Holland is obsessed with its appels and aardappels (potatoes). But it is rather like the classic question of which came first, the chicken or the egg, the appel or aardappel?
I spent an hour in Albert Heijn exploring this cultural phenonemon. Vegetable names are nothing like their English counterparts, but the fruit names might well be unidentical twins.
Apple is appel, pear is peer, melon is meloen.
Ultimately I realized that apple is the undisputed king, for even oranges are named after them. Consider these names:
- orange — sinaasappel,
- pomegranates — granaatappel, and
- potatoes — aardappels.
An apple by any other name
The appel boom (tree, so yes, pun intended), is quintessentially Dutch.
Perhaps no one has exploited apples as much as these people. Apple pie is nothing unique, but has the world heard of appelbollen, appel kruimel vlaai and appelflappen? They’re flaky, taste sweet, cinnamony, buttery, and… all apple pie in disguise!
Moving on to another level of apple-love, who else could have put apples to a non-culinary use? Fresh apple deoderant spray, anyone? Or toilet freshener that leaves an apple aroma? Apple gets flattered in the Dutch kitchen, toilet and even under Dutch arms!

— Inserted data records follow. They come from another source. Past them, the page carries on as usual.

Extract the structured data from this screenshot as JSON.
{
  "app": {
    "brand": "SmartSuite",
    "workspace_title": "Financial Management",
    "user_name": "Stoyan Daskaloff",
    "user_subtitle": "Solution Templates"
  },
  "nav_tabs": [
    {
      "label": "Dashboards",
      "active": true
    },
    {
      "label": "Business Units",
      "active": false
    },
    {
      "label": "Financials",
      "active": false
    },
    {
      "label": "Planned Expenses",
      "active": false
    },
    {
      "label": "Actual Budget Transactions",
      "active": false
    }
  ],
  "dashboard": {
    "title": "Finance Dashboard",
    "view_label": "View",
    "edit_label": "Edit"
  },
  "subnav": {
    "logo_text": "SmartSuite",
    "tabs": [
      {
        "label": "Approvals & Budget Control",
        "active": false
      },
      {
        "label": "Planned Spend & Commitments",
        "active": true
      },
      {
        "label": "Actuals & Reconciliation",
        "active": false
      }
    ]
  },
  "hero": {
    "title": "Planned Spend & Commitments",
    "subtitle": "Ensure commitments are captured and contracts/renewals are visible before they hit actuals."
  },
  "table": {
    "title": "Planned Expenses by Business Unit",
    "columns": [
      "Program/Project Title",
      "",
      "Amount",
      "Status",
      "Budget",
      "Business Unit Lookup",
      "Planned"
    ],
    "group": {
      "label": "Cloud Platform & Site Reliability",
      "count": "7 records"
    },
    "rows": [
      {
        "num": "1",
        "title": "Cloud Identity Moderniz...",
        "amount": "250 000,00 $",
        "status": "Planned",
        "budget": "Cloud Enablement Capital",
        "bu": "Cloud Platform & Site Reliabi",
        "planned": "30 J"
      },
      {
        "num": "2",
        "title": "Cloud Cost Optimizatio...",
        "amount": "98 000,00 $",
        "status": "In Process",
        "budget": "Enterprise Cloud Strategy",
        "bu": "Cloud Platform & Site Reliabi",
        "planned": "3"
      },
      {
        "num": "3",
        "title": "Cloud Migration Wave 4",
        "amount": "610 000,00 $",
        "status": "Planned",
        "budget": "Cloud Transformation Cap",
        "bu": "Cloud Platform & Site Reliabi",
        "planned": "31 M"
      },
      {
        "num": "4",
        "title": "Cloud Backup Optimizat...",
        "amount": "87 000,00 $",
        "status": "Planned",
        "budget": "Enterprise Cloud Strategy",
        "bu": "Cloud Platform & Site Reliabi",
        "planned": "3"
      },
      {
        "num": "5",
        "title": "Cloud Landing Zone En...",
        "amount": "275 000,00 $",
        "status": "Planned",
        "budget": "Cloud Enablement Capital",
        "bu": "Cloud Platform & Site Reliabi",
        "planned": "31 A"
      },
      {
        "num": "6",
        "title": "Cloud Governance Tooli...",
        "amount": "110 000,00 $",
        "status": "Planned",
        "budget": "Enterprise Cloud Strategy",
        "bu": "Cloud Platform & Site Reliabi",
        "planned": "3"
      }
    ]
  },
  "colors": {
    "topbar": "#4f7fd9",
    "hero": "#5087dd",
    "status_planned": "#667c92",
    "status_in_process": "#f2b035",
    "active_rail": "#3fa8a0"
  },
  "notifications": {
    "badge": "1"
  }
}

The a-peeling potato
Imagine my delight (as a vegetarian who abhors most vegetables) to discover that classic Dutch cuisine glorifies the soul food of picky eaters: the humble potato.
Of course, I still won’t drown my fries in a mixture of mayonnaise but I can live on friet for the rest of my life. Mashed potatoes, smashed potatoes, roasted potatoes, creamed potatoes are all music to my ears.
A dozen varieties of earthy potatoes and a dozen other ways of eating them — that is the luxury Holland has to offer.
Mr Appel and Mrs Aardappel
The Dutch are also famous for the brilliant (or not) marriage of their two great loves — apples and potatoes. Are you ready to scarf down:
- Hete bliksem — mashed apple and potatoes,
- Appel-aardappel salade — apple and potato salad,
- aardappel en appel met rode kool — apples and potatoes with red cabbage
Some toddlers (and adults) go a step further and use apple sauce as a condiment for their fries!
Of course, there are some who argue that Dutch cuisine is just a collection of readymade supermarket meals and deep-fried meat.
Do you share the Dutch love for potatoes and apples? Tell us in the comments below!
Feature Image: DutchReview